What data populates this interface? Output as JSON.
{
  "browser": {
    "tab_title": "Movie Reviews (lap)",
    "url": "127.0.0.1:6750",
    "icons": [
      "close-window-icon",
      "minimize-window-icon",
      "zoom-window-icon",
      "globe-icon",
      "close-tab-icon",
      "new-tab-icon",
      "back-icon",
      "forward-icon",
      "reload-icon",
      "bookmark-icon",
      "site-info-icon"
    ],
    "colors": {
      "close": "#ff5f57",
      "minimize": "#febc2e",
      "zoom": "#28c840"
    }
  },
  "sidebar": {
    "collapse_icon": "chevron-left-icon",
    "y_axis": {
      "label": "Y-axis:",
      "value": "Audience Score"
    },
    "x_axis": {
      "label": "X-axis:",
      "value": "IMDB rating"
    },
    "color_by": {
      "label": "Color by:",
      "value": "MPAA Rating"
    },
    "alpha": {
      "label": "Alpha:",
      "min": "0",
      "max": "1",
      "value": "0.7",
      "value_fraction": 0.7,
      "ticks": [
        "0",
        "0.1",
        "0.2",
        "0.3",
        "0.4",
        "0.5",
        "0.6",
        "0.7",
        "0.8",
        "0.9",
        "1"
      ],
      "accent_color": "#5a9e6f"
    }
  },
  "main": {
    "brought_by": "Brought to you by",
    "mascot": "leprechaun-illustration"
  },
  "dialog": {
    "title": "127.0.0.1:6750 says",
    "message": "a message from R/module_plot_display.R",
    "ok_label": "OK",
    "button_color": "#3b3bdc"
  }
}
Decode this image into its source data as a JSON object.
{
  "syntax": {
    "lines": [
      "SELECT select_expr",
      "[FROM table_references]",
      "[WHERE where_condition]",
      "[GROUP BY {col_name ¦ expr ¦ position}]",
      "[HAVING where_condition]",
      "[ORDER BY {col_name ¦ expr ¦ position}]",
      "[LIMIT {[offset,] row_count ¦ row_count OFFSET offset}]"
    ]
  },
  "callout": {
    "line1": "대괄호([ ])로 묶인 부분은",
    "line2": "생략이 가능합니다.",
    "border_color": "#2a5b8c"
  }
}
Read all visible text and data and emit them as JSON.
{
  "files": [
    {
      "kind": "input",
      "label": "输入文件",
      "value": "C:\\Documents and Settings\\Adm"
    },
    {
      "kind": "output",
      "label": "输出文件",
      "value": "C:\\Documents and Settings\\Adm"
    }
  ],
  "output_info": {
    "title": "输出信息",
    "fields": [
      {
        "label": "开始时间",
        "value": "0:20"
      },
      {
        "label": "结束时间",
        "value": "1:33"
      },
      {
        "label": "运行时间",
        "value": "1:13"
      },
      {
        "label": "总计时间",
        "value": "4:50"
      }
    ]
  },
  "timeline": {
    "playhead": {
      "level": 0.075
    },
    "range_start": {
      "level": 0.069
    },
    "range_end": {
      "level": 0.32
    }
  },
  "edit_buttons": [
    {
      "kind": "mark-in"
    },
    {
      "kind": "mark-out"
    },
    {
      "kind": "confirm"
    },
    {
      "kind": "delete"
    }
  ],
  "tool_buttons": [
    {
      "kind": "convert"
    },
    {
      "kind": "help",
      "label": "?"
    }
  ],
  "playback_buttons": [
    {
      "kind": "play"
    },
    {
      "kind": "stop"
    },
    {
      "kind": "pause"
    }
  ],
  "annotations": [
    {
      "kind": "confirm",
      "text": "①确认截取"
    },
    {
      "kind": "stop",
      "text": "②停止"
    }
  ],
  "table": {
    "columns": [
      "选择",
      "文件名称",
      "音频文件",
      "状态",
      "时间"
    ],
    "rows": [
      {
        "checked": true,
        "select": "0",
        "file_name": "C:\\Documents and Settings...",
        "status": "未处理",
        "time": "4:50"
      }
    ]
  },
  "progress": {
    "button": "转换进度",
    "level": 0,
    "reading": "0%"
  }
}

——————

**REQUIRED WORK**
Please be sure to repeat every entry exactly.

**ANSWER TO THIS EXERCISE**
What data populates this interface? Output as JSON.
{
  "browser": {
    "tab_title": "Movie Reviews (lap)",
    "url": "127.0.0.1:6750",
    "icons": [
      "close-window-icon",
      "minimize-window-icon",
      "zoom-window-icon",
      "globe-icon",
      "close-tab-icon",
      "new-tab-icon",
      "back-icon",
      "forward-icon",
      "reload-icon",
      "bookmark-icon",
      "site-info-icon"
    ],
    "colors": {
      "close": "#ff5f57",
      "minimize": "#febc2e",
      "zoom": "#28c840"
    }
  },
  "sidebar": {
    "collapse_icon": "chevron-left-icon",
    "y_axis": {
      "label": "Y-axis:",
      "value": "Audience Score"
    },
    "x_axis": {
      "label": "X-axis:",
      "value": "IMDB rating"
    },
    "color_by": {
      "label": "Color by:",
      "value": "MPAA Rating"
    },
    "alpha": {
      "label": "Alpha:",
      "min": "0",
      "max": "1",
      "value": "0.7",
      "value_fraction": 0.7,
      "ticks": [
        "0",
        "0.1",
        "0.2",
        "0.3",
        "0.4",
        "0.5",
        "0.6",
        "0.7",
        "0.8",
        "0.9",
        "1"
      ],
      "accent_color": "#5a9e6f"
    }
  },
  "main": {
    "brought_by": "Brought to you by",
    "mascot": "leprechaun-illustration"
  },
  "dialog": {
    "title": "127.0.0.1:6750 says",
    "message": "a message from R/module_plot_display.R",
    "ok_label": "OK",
    "button_color": "#3b3bdc"
  }
}
Decode this image into its source data as a JSON object.
{
  "syntax": {
    "lines": [
      "SELECT select_expr",
      "[FROM table_references]",
      "[WHERE where_condition]",
      "[GROUP BY {col_name ¦ expr ¦ position}]",
      "[HAVING where_condition]",
      "[ORDER BY {col_name ¦ expr ¦ position}]",
      "[LIMIT {[offset,] row_count ¦ row_count OFFSET offset}]"
    ]
  },
  "callout": {
    "line1": "대괄호([ ])로 묶인 부분은",
    "line2": "생략이 가능합니다.",
    "border_color": "#2a5b8c"
  }
}
Read all visible text and data and emit them as JSON.
{
  "files": [
    {
      "kind": "input",
      "label": "输入文件",
      "value": "C:\\Documents and Settings\\Adm"
    },
    {
      "kind": "output",
      "label": "输出文件",
      "value": "C:\\Documents and Settings\\Adm"
    }
  ],
  "output_info": {
    "title": "输出信息",
    "fields": [
      {
        "label": "开始时间",
        "value": "0:20"
      },
      {
        "label": "结束时间",
        "value": "1:33"
      },
      {
        "label": "运行时间",
        "value": "1:13"
      },
      {
        "label": "总计时间",
        "value": "4:50"
      }
    ]
  },
  "timeline": {
    "playhead": {
      "level": 0.075
    },
    "range_start": {
      "level": 0.069
    },
    "range_end": {
      "level": 0.32
    }
  },
  "edit_buttons": [
    {
      "kind": "mark-in"
    },
    {
      "kind": "mark-out"
    },
    {
      "kind": "confirm"
    },
    {
      "kind": "delete"
    }
  ],
  "tool_buttons": [
    {
      "kind": "convert"
    },
    {
      "kind": "help",
      "label": "?"
    }
  ],
  "playback_buttons": [
    {
      "kind": "play"
    },
    {
      "kind": "stop"
    },
    {
      "kind": "pause"
    }
  ],
  "annotations": [
    {
      "kind": "confirm",
      "text": "①确认截取"
    },
    {
      "kind": "stop",
      "text": "②停止"
    }
  ],
  "table": {
    "columns": [
      "选择",
      "文件名称",
      "音频文件",
      "状态",
      "时间"
    ],
    "rows": [
      {
        "checked": true,
        "select": "0",
        "file_name": "C:\\Documents and Settings...",
        "status": "未处理",
        "time": "4:50"
      }
    ]
  },
  "progress": {
    "button": "转换进度",
    "level": 0,
    "reading": "0%"
  }
}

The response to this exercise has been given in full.